◆ **WORK INSTRUCTIONS**
All records below must be reproduced exactly, although any pictures they contain are to be omitted.

◆ **MATERIAL PROVIDED**
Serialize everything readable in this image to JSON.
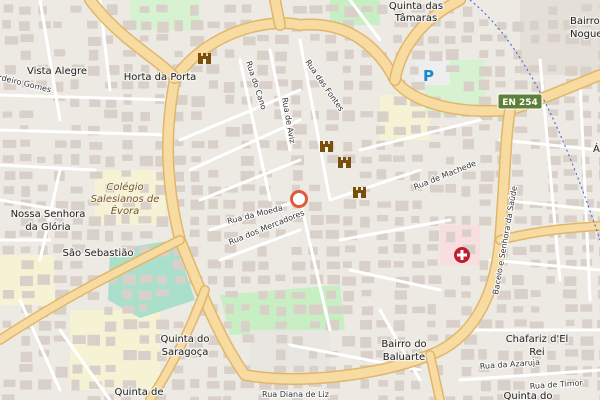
{
  "map": {
    "colors": {
      "background": "#ede9e3",
      "building": "#d9d0c9",
      "road": "#ffffff",
      "primary_road": "#f7dba0",
      "primary_casing": "#e0b76a",
      "park": "#c8efc3",
      "garden": "#d7f2d0",
      "pitch": "#aae0cb",
      "parking": "#eeeeee",
      "school": "#f6f3d5",
      "hospital": "#f8dede",
      "poi_brown": "#7a4f0b",
      "marker": "#e05a3a",
      "shield": "#5d7f3a",
      "parking_icon": "#1a87d0"
    },
    "places": {
      "quinta_das_tamaras": [
        "Quinta das",
        "Tâmaras"
      ],
      "bairro_nogueiras": [
        "Bairro",
        "Nogue"
      ],
      "vista_alegre": "Vista Alegre",
      "horta_da_porta": "Horta da Porta",
      "cordeiro_gomes": "rdeiro Gomes",
      "nossa_senhora": [
        "Nossa Senhora",
        "da Glória"
      ],
      "sao_sebastiao": "São Sebastião",
      "quinta_saragoca": [
        "Quinta do",
        "Saragoça"
      ],
      "bairro_baluarte": [
        "Bairro do",
        "Baluarte"
      ],
      "chafariz": [
        "Chafariz d'El",
        "Rei"
      ],
      "quinta_de": "Quinta de",
      "quinta_do_bottom": "Quinta do",
      "right_edge": "Á"
    },
    "streets": {
      "rua_do_cano": "Rua do Cano",
      "rua_aviz": "Rua de Aviz",
      "rua_tendas": "Rua das Fontes",
      "rua_machede": "Rua de Machede",
      "rua_da_moeda": "Rua da Moeda",
      "rua_dos_mercadores": "Rua dos Mercadores",
      "baceio_senhora_saude": "Baceio e Senhora da Saúde",
      "rua_da_azaruja": "Rua da Azaruja",
      "rua_de_timor": "Rua de Timor",
      "rua_diana_de_liz": "Rua Diana de Liz"
    },
    "pois": {
      "colegio": [
        "Colégio",
        "Salesianos de",
        "Évora"
      ]
    },
    "road_shield": "EN 254",
    "icons": {
      "castle": "castle-icon",
      "parking": "parking-icon",
      "hospital": "hospital-icon",
      "marker": "location-marker-icon"
    }
  }
}
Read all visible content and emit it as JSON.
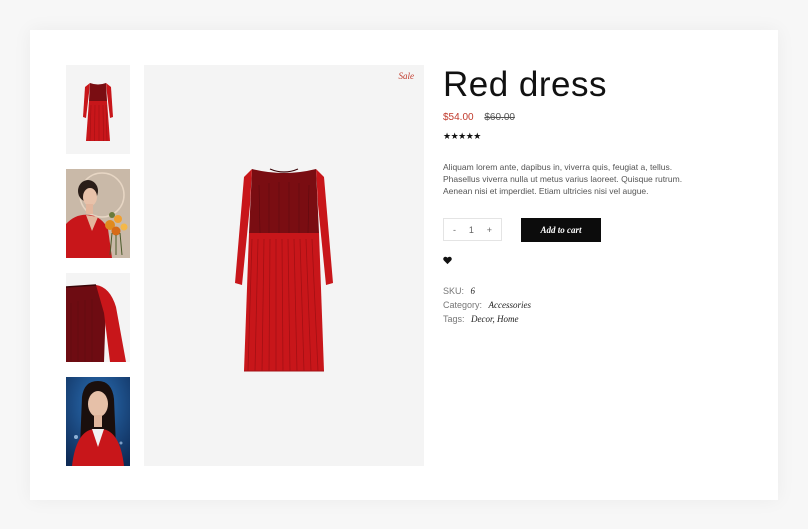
{
  "product": {
    "title": "Red dress",
    "sale_badge": "Sale",
    "price_current": "$54.00",
    "price_original": "$60.00",
    "rating_stars": "★★★★★",
    "description": "Aliquam lorem ante, dapibus in, viverra quis, feugiat a, tellus. Phasellus viverra nulla ut metus varius laoreet. Quisque rutrum. Aenean nisi et imperdiet. Etiam ultricies nisi vel augue."
  },
  "cart": {
    "minus": "-",
    "quantity": "1",
    "plus": "+",
    "add_to_cart_label": "Add to cart"
  },
  "meta": {
    "sku_label": "SKU:",
    "sku_value": "6",
    "category_label": "Category:",
    "category_value": "Accessories",
    "tags_label": "Tags:",
    "tags": [
      "Decor",
      "Home"
    ]
  },
  "colors": {
    "accent_red": "#c0392b",
    "dress_red": "#c8161a",
    "button_black": "#0c0c0c"
  },
  "icons": [
    "heart-icon"
  ]
}
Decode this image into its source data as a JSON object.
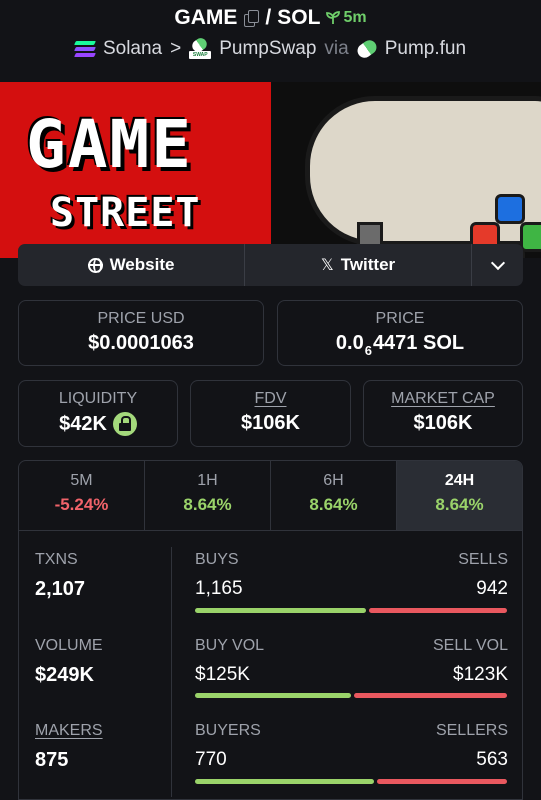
{
  "header": {
    "base_token": "GAME",
    "separator": "/",
    "quote_token": "SOL",
    "age": "5m",
    "chain": "Solana",
    "chevron": ">",
    "dex": "PumpSwap",
    "dex_icon_tag": "SWAP",
    "via": "via",
    "launchpad": "Pump.fun"
  },
  "banner": {
    "line1": "GAME",
    "line2": "STREET"
  },
  "links": {
    "website": "Website",
    "twitter": "Twitter",
    "twitter_icon": "𝕏"
  },
  "price": {
    "usd_label": "PRICE USD",
    "usd_value": "$0.0001063",
    "native_label": "PRICE",
    "native_prefix": "0.0",
    "native_zero_count": "6",
    "native_digits": "4471 SOL"
  },
  "metrics": {
    "liquidity_label": "LIQUIDITY",
    "liquidity_value": "$42K",
    "fdv_label": "FDV",
    "fdv_value": "$106K",
    "mcap_label": "MARKET CAP",
    "mcap_value": "$106K"
  },
  "timeframes": [
    {
      "label": "5M",
      "change": "-5.24%",
      "trend": "negative"
    },
    {
      "label": "1H",
      "change": "8.64%",
      "trend": "positive"
    },
    {
      "label": "6H",
      "change": "8.64%",
      "trend": "positive"
    },
    {
      "label": "24H",
      "change": "8.64%",
      "trend": "positive",
      "selected": true
    }
  ],
  "stats": {
    "txns_label": "TXNS",
    "txns_value": "2,107",
    "buys_label": "BUYS",
    "buys_value": "1,165",
    "sells_label": "SELLS",
    "sells_value": "942",
    "buy_share": 0.553,
    "volume_label": "VOLUME",
    "volume_value": "$249K",
    "buyvol_label": "BUY VOL",
    "buyvol_value": "$125K",
    "sellvol_label": "SELL VOL",
    "sellvol_value": "$123K",
    "buyvol_share": 0.504,
    "makers_label": "MAKERS",
    "makers_value": "875",
    "buyers_label": "BUYERS",
    "buyers_value": "770",
    "sellers_label": "SELLERS",
    "sellers_value": "563",
    "buyers_share": 0.578
  },
  "colors": {
    "positive": "#9ad36a",
    "negative": "#f0636a",
    "age": "#6fce6a",
    "background": "#121317"
  }
}
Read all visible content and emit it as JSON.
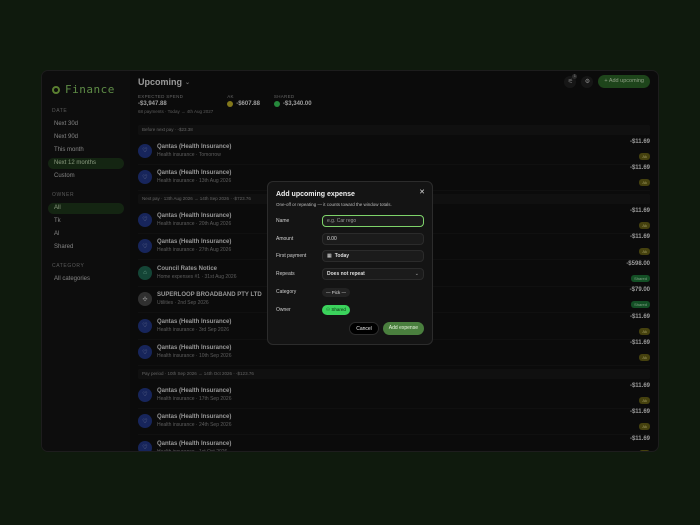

◆ **ANSWER SECTION**
Serialize everything readable in this image to JSON.
{
  "map": {
    "colors": {
      "background": "#ede9e3",
      "building": "#d9d0c9",
      "road": "#ffffff",
      "primary_road": "#f7dba0",
      "primary_casing": "#e0b76a",
      "park": "#c8efc3",
      "garden": "#d7f2d0",
      "pitch": "#aae0cb",
      "parking": "#eeeeee",
      "school": "#f6f3d5",
      "hospital": "#f8dede",
      "poi_brown": "#7a4f0b",
      "marker": "#e05a3a",
      "shield": "#5d7f3a",
      "parking_icon": "#1a87d0"
    },
    "places": {
      "quinta_das_tamaras": [
        "Quinta das",
        "Tâmaras"
      ],
      "bairro_nogueiras": [
        "Bairro",
        "Nogue"
      ],
      "vista_alegre": "Vista Alegre",
      "horta_da_porta": "Horta da Porta",
      "cordeiro_gomes": "rdeiro Gomes",
      "nossa_senhora": [
        "Nossa Senhora",
        "da Glória"
      ],
      "sao_sebastiao": "São Sebastião",
      "quinta_saragoca": [
        "Quinta do",
        "Saragoça"
      ],
      "bairro_baluarte": [
        "Bairro do",
        "Baluarte"
      ],
      "chafariz": [
        "Chafariz d'El",
        "Rei"
      ],
      "quinta_de": "Quinta de",
      "quinta_do_bottom": "Quinta do",
      "right_edge": "Á"
    },
    "streets": {
      "rua_do_cano": "Rua do Cano",
      "rua_aviz": "Rua de Aviz",
      "rua_tendas": "Rua das Fontes",
      "rua_machede": "Rua de Machede",
      "rua_da_moeda": "Rua da Moeda",
      "rua_dos_mercadores": "Rua dos Mercadores",
      "baceio_senhora_saude": "Baceio e Senhora da Saúde",
      "rua_da_azaruja": "Rua da Azaruja",
      "rua_de_timor": "Rua de Timor",
      "rua_diana_de_liz": "Rua Diana de Liz"
    },
    "pois": {
      "colegio": [
        "Colégio",
        "Salesianos de",
        "Évora"
      ]
    },
    "road_shield": "EN 254",
    "icons": {
      "castle": "castle-icon",
      "parking": "parking-icon",
      "hospital": "hospital-icon",
      "marker": "location-marker-icon"
    }
  }
}
Read all visible content and emit it as JSON.
{
  "product": {
    "title": "Red dress",
    "sale_badge": "Sale",
    "price_current": "$54.00",
    "price_original": "$60.00",
    "rating_stars": "★★★★★",
    "description": "Aliquam lorem ante, dapibus in, viverra quis, feugiat a, tellus. Phasellus viverra nulla ut metus varius laoreet. Quisque rutrum. Aenean nisi et imperdiet. Etiam ultricies nisi vel augue."
  },
  "cart": {
    "minus": "-",
    "quantity": "1",
    "plus": "+",
    "add_to_cart_label": "Add to cart"
  },
  "meta": {
    "sku_label": "SKU:",
    "sku_value": "6",
    "category_label": "Category:",
    "category_value": "Accessories",
    "tags_label": "Tags:",
    "tags": [
      "Decor",
      "Home"
    ]
  },
  "colors": {
    "accent_red": "#c0392b",
    "dress_red": "#c8161a",
    "button_black": "#0c0c0c"
  },
  "icons": [
    "heart-icon"
  ]
}
Decode this image into its source data as a JSON object.
{
  "header": {
    "base_token": "GAME",
    "separator": "/",
    "quote_token": "SOL",
    "age": "5m",
    "chain": "Solana",
    "chevron": ">",
    "dex": "PumpSwap",
    "dex_icon_tag": "SWAP",
    "via": "via",
    "launchpad": "Pump.fun"
  },
  "banner": {
    "line1": "GAME",
    "line2": "STREET"
  },
  "links": {
    "website": "Website",
    "twitter": "Twitter",
    "twitter_icon": "𝕏"
  },
  "price": {
    "usd_label": "PRICE USD",
    "usd_value": "$0.0001063",
    "native_label": "PRICE",
    "native_prefix": "0.0",
    "native_zero_count": "6",
    "native_digits": "4471 SOL"
  },
  "metrics": {
    "liquidity_label": "LIQUIDITY",
    "liquidity_value": "$42K",
    "fdv_label": "FDV",
    "fdv_value": "$106K",
    "mcap_label": "MARKET CAP",
    "mcap_value": "$106K"
  },
  "timeframes": [
    {
      "label": "5M",
      "change": "-5.24%",
      "trend": "negative"
    },
    {
      "label": "1H",
      "change": "8.64%",
      "trend": "positive"
    },
    {
      "label": "6H",
      "change": "8.64%",
      "trend": "positive"
    },
    {
      "label": "24H",
      "change": "8.64%",
      "trend": "positive",
      "selected": true
    }
  ],
  "stats": {
    "txns_label": "TXNS",
    "txns_value": "2,107",
    "buys_label": "BUYS",
    "buys_value": "1,165",
    "sells_label": "SELLS",
    "sells_value": "942",
    "buy_share": 0.553,
    "volume_label": "VOLUME",
    "volume_value": "$249K",
    "buyvol_label": "BUY VOL",
    "buyvol_value": "$125K",
    "sellvol_label": "SELL VOL",
    "sellvol_value": "$123K",
    "buyvol_share": 0.504,
    "makers_label": "MAKERS",
    "makers_value": "875",
    "buyers_label": "BUYERS",
    "buyers_value": "770",
    "sellers_label": "SELLERS",
    "sellers_value": "563",
    "buyers_share": 0.578
  },
  "colors": {
    "positive": "#9ad36a",
    "negative": "#f0636a",
    "age": "#6fce6a",
    "background": "#121317"
  }
}
Read all visible content and emit it as JSON.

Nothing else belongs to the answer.